It’s so tricky when we want to take a photo while doing outdoor activities. Following on from a photo shoot yesterday afternoon I got thinking about some of the techniques I use when shooting portraits outdoors and thought it might be useful to write them here on the blog. So, here’s a list of 5 tips/techniques for shooting Portraits in the Great Outdoors that I generally will consider on every photo shoot:
1. Match the Light: If you find yourself photographing on a day as I did recently when there’s very little cloud cover and the sun is doing it’s best to nuke your subjects, to match the natural lighting that will be contrasty with very defined hard light/shadows you may consider using bare bulb and no light softening modifiers if everything is to look natural. On the flip side of that, if you’re photographing and using off camera lighting on an overcast day with lots of soft natural/ambient light then you’ll want to match that lighting on your subject/s so you my consider using a modifier such as a Large Softbox or Umbrella:
2. Use Free Softboxes: All around us there are natural softboxes. For example position your subject in the recess of a doorway so that the doorway opening itself becomes the light source ie a large light source with the light falling onto your subject from one direction
3. Make use of Reflectors: When I’m taking photos using natural light I’ll always have with me a reflector or two. My reflector of choice at the moment is the California Sunbounce Mini because of the quality of light it produces, the build quality and being so lightweight, however any reflector is better than none at all. The main thing to remember when using reflectors is that you’re using them to redirect some of the sun’s light back onto your subject so how and where you position it is very important when it comes to producing a realistic look.
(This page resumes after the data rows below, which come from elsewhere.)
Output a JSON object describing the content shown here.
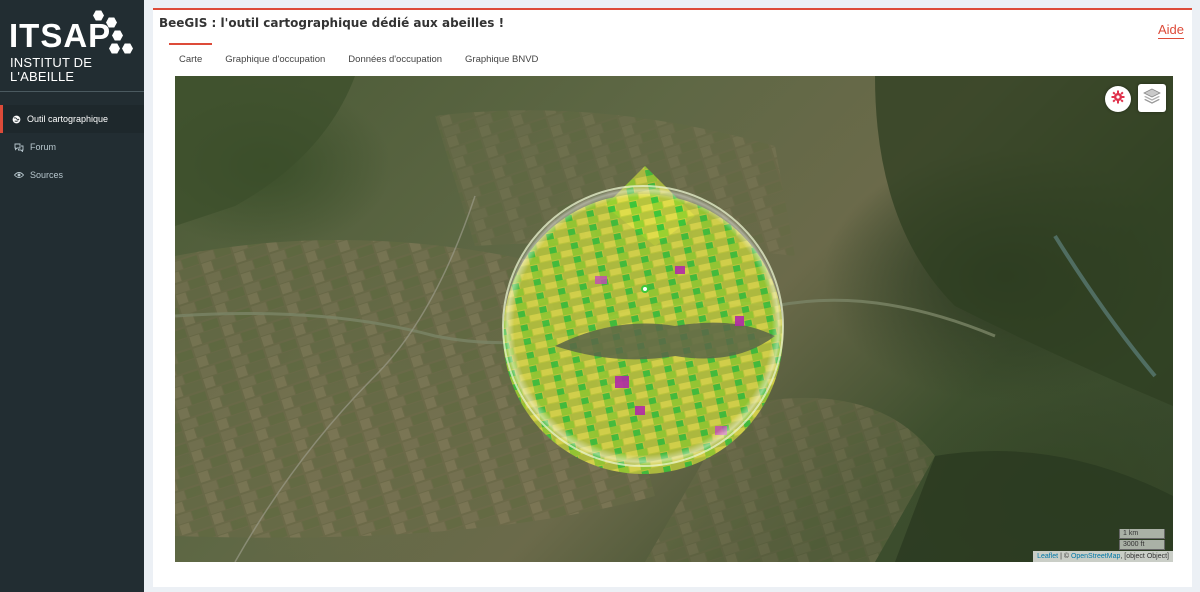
{
  "logo": {
    "title": "ITSAP",
    "subtitle": "INSTITUT DE L'ABEILLE"
  },
  "sidebar": {
    "items": [
      {
        "label": "Outil cartographique",
        "icon": "globe-icon",
        "active": true
      },
      {
        "label": "Forum",
        "icon": "comments-icon",
        "active": false
      },
      {
        "label": "Sources",
        "icon": "eye-icon",
        "active": false
      }
    ]
  },
  "page": {
    "title": "BeeGIS : l'outil cartographique dédié aux abeilles !",
    "help_label": "Aide"
  },
  "tabs": [
    {
      "label": "Carte",
      "active": true
    },
    {
      "label": "Graphique d'occupation",
      "active": false
    },
    {
      "label": "Données d'occupation",
      "active": false
    },
    {
      "label": "Graphique BNVD",
      "active": false
    }
  ],
  "map": {
    "controls": {
      "settings_icon": "gear-icon",
      "layers_icon": "layers-icon"
    },
    "scale": {
      "metric": "1 km",
      "imperial": "3000 ft"
    },
    "attribution": {
      "leaflet": "Leaflet",
      "separator": " | © ",
      "osm": "OpenStreetMap",
      "extra": ", [object Object]"
    }
  },
  "colors": {
    "accent": "#dd4b39",
    "sidebar": "#222d32",
    "link": "#0078a8"
  }
}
Too low down and you’ll be reflecting light under your subjects chin which will look artificial, so look at positioning it so that the light is reflected slightly down on to your subject. In addition to this, for outdoor shots I’ll nearly always use the gold reflector which gives a lovely warm reflected light onto the subject.
4. Shoot later in the day: Do you really need to be shooting in the middle of the day when the sun’s at it’s strongest? Sure you can manage this no problem with top of the range lighting such as Profoto or Elinchrom but not everyone can afford that kind of equipment. The solution…shoot later in the day when your small battery operated strobes will have no problem overpowering the sun. This time of year if I’m shooting using small strobes like my Nikon SB800′s I’ll make a point of shooting no earlier than about 5pm; that way I can control the ambient light using apertures of no more than say f/11 which the SB800′s can comfortably cope with.
Another advantage of shooting later in the day is that what was once possibly a stark cloudless sky, later in the afternoon/early evening when the temperature drops a few degrees you’ll likely start to see more cloud formation.
5. Move Around: Ok so maybe this one is relevant for any shoot, be it indoors our outdoors but move around your subject or take the same shot using different lenses eg a 24-70mm to take in more of the environment, and then maybe a 70-200mm to take a tighter shot:
So what tips would you add to this list? What tips could you share with others that help you with your outdoor photography?
Of course this is not an exhaustive list of tips for shooting portraits outdoors so it would be great to ‘hear’ any that you would add to the list, so please feel free to make use of the comments section below.
- 5 Tips for Great Outdoor Photos (abeautifulmess.typepad.com)
- Things to work on as a Newbie photographer (samanthabartlettphotography.wordpress.com)
- Brooklyn Bridge: An Outdoor Photography Experience (shutterslow.wordpress.com)
- Photographer Tim Kemple’s Shooting TIps: The Pros’ Secret – Shoot Into the Sun (2 of 3) (adventureblog.nationalgeographic.com)